- **AIM OF THE TASK**: Nothing but the pictures is dropped; write out all the remaining data below exactly.

● ● ● ●

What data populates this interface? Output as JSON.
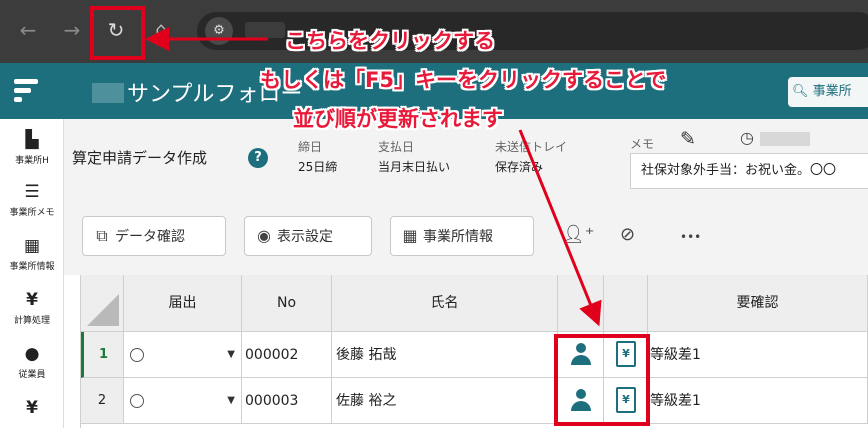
{
  "browser": {
    "back_icon": "arrow-left-icon",
    "forward_icon": "arrow-right-icon",
    "reload_icon": "reload-icon",
    "home_icon": "home-icon"
  },
  "app": {
    "title": "サンプルフォロー",
    "search_placeholder": "事業所"
  },
  "sidebar": {
    "items": [
      {
        "label": "事業所H",
        "icon": "office-home-icon"
      },
      {
        "label": "事業所メモ",
        "icon": "memo-list-icon"
      },
      {
        "label": "事業所情報",
        "icon": "building-icon"
      },
      {
        "label": "計算処理",
        "icon": "calc-file-icon"
      },
      {
        "label": "従業員",
        "icon": "person-icon"
      }
    ]
  },
  "info": {
    "page_title": "算定申請データ作成",
    "closing_label": "締日",
    "closing_value": "25日締",
    "payday_label": "支払日",
    "payday_value": "当月末日払い",
    "outbox_label": "未送信トレイ",
    "outbox_value": "保存済み",
    "memo_label": "メモ",
    "memo_text": "社保対象外手当：お祝い金。〇〇"
  },
  "toolbar": {
    "data_check": "データ確認",
    "display_settings": "表示設定",
    "office_info": "事業所情報",
    "more": "•••"
  },
  "table": {
    "headers": {
      "notify": "届出",
      "no": "No",
      "name": "氏名",
      "check": "要確認"
    },
    "rows": [
      {
        "num": "1",
        "no": "000002",
        "name": "後藤 拓哉",
        "check": "等級差1"
      },
      {
        "num": "2",
        "no": "000003",
        "name": "佐藤 裕之",
        "check": "等級差1"
      }
    ]
  },
  "annotation": {
    "line1": "こちらをクリックする",
    "line2": "もしくは「F5」キーをクリックすることで",
    "line3": "並び順が更新されます"
  },
  "colors": {
    "brand": "#1e6f7e",
    "highlight": "#e0001b",
    "annotation_text": "#e81a3a"
  }
}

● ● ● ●

- **EXPECTED ANSWER**:
What data populates this interface? Output as JSON.
{
  "browser": {
    "back_icon": "arrow-left-icon",
    "forward_icon": "arrow-right-icon",
    "reload_icon": "reload-icon",
    "home_icon": "home-icon"
  },
  "app": {
    "title": "サンプルフォロー",
    "search_placeholder": "事業所"
  },
  "sidebar": {
    "items": [
      {
        "label": "事業所H",
        "icon": "office-home-icon"
      },
      {
        "label": "事業所メモ",
        "icon": "memo-list-icon"
      },
      {
        "label": "事業所情報",
        "icon": "building-icon"
      },
      {
        "label": "計算処理",
        "icon": "calc-file-icon"
      },
      {
        "label": "従業員",
        "icon": "person-icon"
      }
    ]
  },
  "info": {
    "page_title": "算定申請データ作成",
    "closing_label": "締日",
    "closing_value": "25日締",
    "payday_label": "支払日",
    "payday_value": "当月末日払い",
    "outbox_label": "未送信トレイ",
    "outbox_value": "保存済み",
    "memo_label": "メモ",
    "memo_text": "社保対象外手当：お祝い金。〇〇"
  },
  "toolbar": {
    "data_check": "データ確認",
    "display_settings": "表示設定",
    "office_info": "事業所情報",
    "more": "•••"
  },
  "table": {
    "headers": {
      "notify": "届出",
      "no": "No",
      "name": "氏名",
      "check": "要確認"
    },
    "rows": [
      {
        "num": "1",
        "no": "000002",
        "name": "後藤 拓哉",
        "check": "等級差1"
      },
      {
        "num": "2",
        "no": "000003",
        "name": "佐藤 裕之",
        "check": "等級差1"
      }
    ]
  },
  "annotation": {
    "line1": "こちらをクリックする",
    "line2": "もしくは「F5」キーをクリックすることで",
    "line3": "並び順が更新されます"
  },
  "colors": {
    "brand": "#1e6f7e",
    "highlight": "#e0001b",
    "annotation_text": "#e81a3a"
  }
}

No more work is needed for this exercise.